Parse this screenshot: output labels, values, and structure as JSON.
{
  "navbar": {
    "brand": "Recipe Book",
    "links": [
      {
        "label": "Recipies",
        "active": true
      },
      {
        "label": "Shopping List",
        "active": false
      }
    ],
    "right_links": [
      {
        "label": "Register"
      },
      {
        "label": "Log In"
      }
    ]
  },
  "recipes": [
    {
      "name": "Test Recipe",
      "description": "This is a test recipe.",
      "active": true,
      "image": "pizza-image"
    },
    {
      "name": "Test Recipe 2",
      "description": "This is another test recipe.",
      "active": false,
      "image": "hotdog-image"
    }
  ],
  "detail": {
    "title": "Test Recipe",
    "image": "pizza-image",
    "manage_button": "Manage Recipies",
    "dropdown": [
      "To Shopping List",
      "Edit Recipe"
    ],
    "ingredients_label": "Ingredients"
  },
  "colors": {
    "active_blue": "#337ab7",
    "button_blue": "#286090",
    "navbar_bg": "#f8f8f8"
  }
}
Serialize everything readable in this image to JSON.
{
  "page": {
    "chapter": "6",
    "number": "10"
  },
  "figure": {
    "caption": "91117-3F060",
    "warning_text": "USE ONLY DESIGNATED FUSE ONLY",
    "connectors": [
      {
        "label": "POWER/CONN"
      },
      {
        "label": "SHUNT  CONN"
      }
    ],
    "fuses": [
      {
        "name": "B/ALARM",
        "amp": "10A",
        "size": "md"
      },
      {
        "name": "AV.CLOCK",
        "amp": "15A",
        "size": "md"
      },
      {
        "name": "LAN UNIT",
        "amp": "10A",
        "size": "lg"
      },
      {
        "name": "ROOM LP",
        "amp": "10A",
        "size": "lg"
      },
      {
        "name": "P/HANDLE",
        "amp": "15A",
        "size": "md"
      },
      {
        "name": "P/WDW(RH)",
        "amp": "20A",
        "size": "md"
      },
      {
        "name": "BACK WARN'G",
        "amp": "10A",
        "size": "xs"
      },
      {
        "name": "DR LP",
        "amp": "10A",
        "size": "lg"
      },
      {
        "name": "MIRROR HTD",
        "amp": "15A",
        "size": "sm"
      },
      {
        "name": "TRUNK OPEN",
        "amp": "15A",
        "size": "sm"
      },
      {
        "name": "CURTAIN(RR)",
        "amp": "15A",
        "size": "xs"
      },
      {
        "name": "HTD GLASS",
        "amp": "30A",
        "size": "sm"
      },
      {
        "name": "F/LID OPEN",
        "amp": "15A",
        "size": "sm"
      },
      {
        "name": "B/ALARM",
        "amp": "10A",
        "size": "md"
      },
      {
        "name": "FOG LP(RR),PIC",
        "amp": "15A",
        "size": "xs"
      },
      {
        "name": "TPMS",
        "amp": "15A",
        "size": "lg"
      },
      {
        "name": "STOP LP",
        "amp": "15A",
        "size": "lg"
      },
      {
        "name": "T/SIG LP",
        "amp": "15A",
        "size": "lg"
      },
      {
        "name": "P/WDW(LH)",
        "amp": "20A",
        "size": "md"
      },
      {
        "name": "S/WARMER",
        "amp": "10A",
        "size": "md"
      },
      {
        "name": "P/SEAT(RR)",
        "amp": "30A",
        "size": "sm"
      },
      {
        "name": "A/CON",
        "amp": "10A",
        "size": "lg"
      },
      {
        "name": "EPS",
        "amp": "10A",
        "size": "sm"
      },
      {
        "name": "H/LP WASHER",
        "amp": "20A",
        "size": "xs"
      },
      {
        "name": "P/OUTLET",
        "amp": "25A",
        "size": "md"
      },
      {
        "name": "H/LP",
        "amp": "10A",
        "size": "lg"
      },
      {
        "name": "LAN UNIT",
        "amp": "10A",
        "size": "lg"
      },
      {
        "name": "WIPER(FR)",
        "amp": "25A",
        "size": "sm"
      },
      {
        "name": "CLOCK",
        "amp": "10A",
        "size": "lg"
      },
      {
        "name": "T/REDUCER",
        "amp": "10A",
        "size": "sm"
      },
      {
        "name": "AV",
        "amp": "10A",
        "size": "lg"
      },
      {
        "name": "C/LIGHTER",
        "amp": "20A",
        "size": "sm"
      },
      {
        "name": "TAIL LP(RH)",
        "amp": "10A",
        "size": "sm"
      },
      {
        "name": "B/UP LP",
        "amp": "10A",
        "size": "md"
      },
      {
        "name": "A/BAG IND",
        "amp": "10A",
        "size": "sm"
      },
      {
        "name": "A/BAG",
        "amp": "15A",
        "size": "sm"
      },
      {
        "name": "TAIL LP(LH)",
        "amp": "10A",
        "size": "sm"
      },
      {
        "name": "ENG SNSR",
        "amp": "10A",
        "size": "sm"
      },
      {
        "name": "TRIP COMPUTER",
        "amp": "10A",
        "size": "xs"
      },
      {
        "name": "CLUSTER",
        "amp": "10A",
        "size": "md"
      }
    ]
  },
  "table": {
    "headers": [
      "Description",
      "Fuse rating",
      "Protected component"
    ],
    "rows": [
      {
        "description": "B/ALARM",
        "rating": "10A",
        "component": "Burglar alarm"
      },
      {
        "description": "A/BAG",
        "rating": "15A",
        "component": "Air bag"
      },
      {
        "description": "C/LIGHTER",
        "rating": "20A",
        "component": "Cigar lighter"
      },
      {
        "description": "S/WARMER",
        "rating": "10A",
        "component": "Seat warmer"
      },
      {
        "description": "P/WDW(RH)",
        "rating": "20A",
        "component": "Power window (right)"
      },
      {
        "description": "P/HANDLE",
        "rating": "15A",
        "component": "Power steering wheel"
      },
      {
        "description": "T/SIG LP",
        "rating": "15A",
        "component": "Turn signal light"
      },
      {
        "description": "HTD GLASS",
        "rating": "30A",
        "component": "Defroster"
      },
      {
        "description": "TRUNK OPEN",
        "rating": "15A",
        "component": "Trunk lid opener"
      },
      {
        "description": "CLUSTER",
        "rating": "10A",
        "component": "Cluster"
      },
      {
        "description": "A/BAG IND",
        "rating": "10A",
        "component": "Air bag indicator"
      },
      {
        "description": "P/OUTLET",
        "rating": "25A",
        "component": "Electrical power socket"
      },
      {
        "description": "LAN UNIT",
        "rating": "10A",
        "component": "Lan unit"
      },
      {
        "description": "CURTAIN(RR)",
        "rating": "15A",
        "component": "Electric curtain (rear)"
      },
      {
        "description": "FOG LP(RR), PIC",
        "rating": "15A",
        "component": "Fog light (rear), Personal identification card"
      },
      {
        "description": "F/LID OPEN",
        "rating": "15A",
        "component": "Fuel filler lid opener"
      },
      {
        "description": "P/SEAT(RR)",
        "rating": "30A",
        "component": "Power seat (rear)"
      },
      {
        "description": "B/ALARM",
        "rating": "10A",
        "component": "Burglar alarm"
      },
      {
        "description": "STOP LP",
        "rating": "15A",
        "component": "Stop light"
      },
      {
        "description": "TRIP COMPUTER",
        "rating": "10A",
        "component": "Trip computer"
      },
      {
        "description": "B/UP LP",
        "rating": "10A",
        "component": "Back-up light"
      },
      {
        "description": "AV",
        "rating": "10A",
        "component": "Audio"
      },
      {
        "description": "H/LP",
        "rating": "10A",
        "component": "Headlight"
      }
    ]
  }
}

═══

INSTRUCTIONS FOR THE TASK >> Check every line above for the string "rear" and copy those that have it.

RESPONSE AREA >>
        "component": "Electric curtain (rear)"
        "component": "Fog light (rear), Personal identification card"
        "component": "Power seat (rear)"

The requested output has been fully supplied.